THE PROBLEM => Copy whichever lines of the data hold the word "text".

━━ DATA FOR PROCESSING ━━

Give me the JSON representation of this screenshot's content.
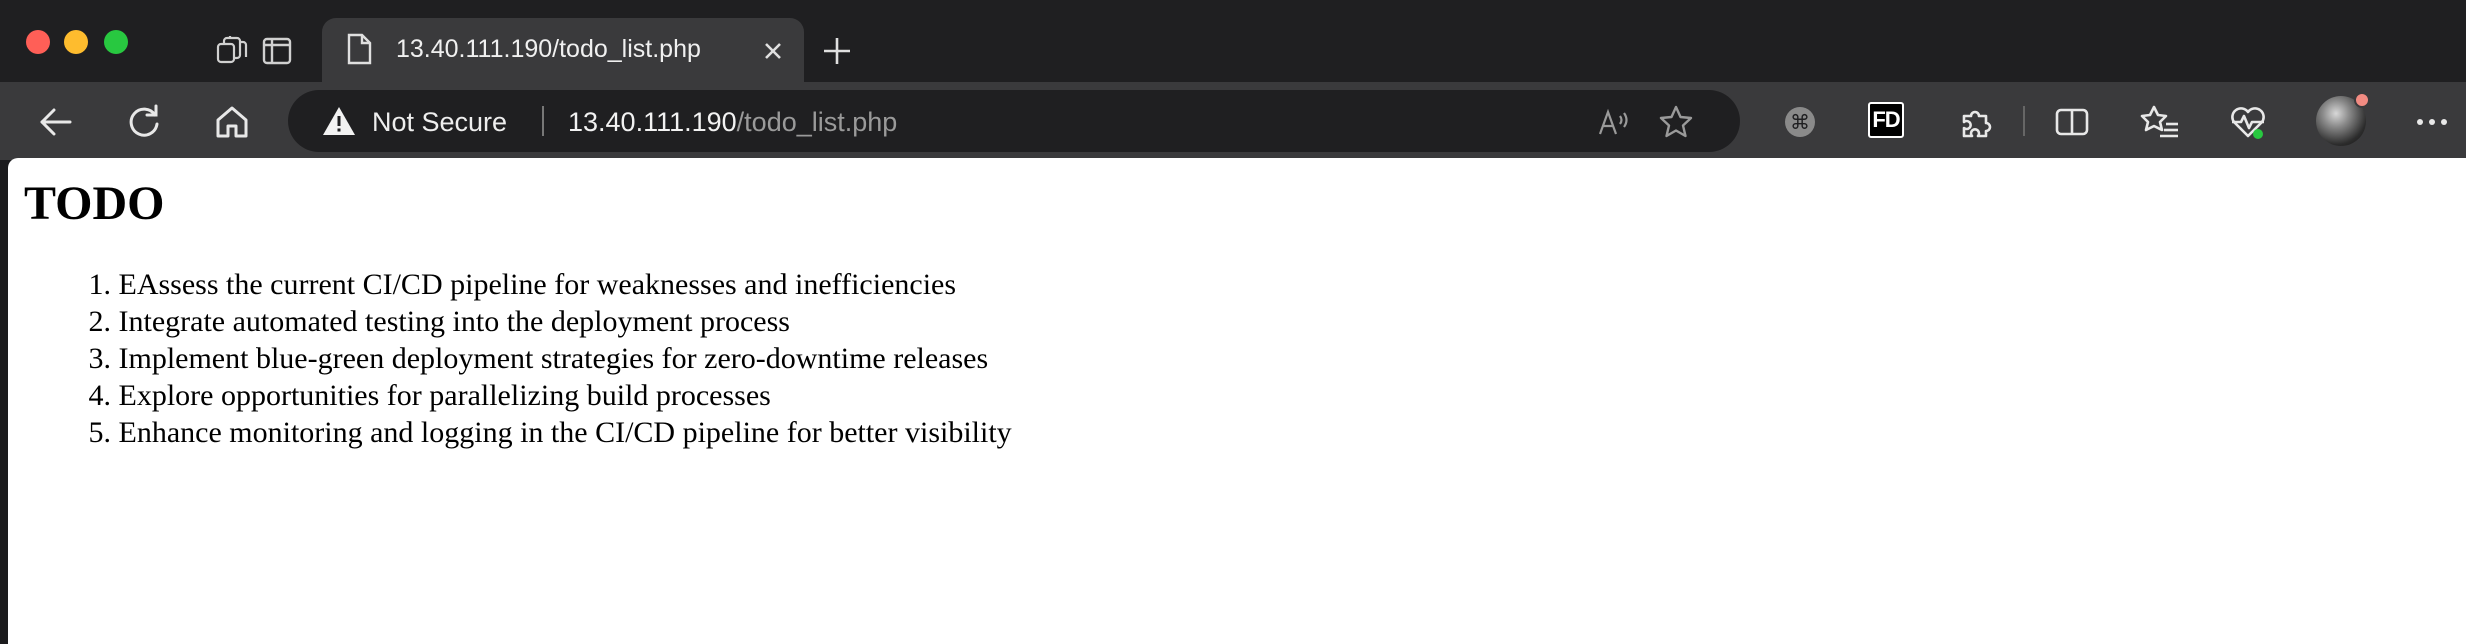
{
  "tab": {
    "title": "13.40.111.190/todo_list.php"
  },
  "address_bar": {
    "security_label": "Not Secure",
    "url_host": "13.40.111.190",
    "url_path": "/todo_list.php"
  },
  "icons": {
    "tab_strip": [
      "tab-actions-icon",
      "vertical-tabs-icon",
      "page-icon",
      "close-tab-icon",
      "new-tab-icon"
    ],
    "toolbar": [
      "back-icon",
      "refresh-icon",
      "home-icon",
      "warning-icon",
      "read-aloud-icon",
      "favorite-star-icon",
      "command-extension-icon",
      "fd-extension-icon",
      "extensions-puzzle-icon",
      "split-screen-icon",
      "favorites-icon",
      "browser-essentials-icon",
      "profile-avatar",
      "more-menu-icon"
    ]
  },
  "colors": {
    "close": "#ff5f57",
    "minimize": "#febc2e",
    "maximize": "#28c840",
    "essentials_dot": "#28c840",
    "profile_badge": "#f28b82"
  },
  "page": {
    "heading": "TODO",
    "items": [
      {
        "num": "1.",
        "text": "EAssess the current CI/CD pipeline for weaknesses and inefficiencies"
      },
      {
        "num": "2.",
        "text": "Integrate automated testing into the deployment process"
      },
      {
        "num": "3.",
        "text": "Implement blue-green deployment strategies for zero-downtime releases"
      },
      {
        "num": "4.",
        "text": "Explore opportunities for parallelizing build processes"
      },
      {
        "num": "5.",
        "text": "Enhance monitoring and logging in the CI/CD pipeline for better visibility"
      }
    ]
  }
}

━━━

PROBLEM SOLUTION =>
        "text": "EAssess the current CI/CD pipeline for weaknesses and inefficiencies"
        "text": "Integrate automated testing into the deployment process"
        "text": "Implement blue-green deployment strategies for zero-downtime releases"
        "text": "Explore opportunities for parallelizing build processes"
        "text": "Enhance monitoring and logging in the CI/CD pipeline for better visibility"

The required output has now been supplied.